This Article argues that we ought to examine this country’s early AIDS crisis for lessons on addressing HIV in the twenty-first century and to improve the ongoing social movement of sexual minorities in the United States. In the 1980s and early 1990s, AIDS focused sexual minorities’ advocacy efforts as both liberationists working to deregulate sexuality and integrationists seeking entrance to heterosexual privilege recognized that their agendas needed to account for this new crisis. Over time, a liberationist response to AIDS emerged and dominated the social movement because sexual minorities needed to publicly defend their differences in order to stay alive. Decades later, without the horrific, unifying force of the early AIDS crisis, elites at the helm of the social movement have taken an integrationist turn. Movement elites now favor integrationist objectives like marriage, neglecting the pressing needs of their marginalized movement counterparts. By honoring key lessons from the early AIDS crisis and using the machinery of the modern integrationist movement to advance more liberationist goals, sexual minorities have the power and the responsibility to propel society toward greater justice for all.

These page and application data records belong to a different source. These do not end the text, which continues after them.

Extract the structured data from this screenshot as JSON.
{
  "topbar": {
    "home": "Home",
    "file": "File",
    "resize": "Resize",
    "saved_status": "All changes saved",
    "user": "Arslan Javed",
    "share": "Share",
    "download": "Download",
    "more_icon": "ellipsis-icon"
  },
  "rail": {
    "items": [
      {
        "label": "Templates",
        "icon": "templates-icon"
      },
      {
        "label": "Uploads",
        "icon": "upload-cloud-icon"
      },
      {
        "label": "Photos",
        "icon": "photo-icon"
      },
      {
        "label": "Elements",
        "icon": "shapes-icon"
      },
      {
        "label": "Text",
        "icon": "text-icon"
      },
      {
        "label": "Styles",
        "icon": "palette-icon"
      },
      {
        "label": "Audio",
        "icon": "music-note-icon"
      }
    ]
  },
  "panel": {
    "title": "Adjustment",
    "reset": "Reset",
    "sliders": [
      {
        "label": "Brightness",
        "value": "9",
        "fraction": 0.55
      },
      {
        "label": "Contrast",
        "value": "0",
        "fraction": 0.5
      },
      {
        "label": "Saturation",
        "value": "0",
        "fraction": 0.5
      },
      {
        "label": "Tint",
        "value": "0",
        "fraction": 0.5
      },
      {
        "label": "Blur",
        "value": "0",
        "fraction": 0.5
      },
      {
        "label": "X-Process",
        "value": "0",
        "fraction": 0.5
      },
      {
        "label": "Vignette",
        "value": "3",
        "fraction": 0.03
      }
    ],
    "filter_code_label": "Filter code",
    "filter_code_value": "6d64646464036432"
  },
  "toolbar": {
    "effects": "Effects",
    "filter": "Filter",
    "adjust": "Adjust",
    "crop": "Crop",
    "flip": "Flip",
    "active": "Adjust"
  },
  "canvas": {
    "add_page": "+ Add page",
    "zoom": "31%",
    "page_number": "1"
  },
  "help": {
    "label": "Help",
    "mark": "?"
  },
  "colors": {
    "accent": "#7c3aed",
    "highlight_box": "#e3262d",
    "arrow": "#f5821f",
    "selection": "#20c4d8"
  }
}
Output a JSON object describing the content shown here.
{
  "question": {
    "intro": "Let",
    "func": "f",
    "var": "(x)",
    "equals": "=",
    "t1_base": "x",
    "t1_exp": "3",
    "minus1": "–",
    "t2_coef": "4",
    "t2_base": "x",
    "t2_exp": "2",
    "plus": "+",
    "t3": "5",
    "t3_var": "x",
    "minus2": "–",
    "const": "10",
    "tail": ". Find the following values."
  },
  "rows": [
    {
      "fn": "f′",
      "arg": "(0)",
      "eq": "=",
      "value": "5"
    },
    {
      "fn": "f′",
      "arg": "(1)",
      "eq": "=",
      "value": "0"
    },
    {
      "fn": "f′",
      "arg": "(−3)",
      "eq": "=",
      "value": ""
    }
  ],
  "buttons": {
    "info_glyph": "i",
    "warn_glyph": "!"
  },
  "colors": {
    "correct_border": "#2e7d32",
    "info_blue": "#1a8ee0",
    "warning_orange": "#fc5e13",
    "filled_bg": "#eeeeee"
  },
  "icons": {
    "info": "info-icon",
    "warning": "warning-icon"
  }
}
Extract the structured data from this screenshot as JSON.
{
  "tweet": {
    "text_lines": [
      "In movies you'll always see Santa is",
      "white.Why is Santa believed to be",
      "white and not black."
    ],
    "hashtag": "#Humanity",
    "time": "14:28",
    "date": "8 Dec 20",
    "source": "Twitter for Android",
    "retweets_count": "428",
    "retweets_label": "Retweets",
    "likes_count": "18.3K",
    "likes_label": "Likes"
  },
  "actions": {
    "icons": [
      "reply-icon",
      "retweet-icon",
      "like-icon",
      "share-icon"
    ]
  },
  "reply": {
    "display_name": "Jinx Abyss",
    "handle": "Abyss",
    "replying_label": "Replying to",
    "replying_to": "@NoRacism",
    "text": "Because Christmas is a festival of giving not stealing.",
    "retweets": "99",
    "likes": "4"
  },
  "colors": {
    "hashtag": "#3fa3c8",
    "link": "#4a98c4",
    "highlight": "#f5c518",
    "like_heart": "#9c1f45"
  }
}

4 William & Mary Policy Review 292 (2013).


Civil Rights and Discrimination

Recommended Citation

4 William & Mary Policy Review 292 (2013).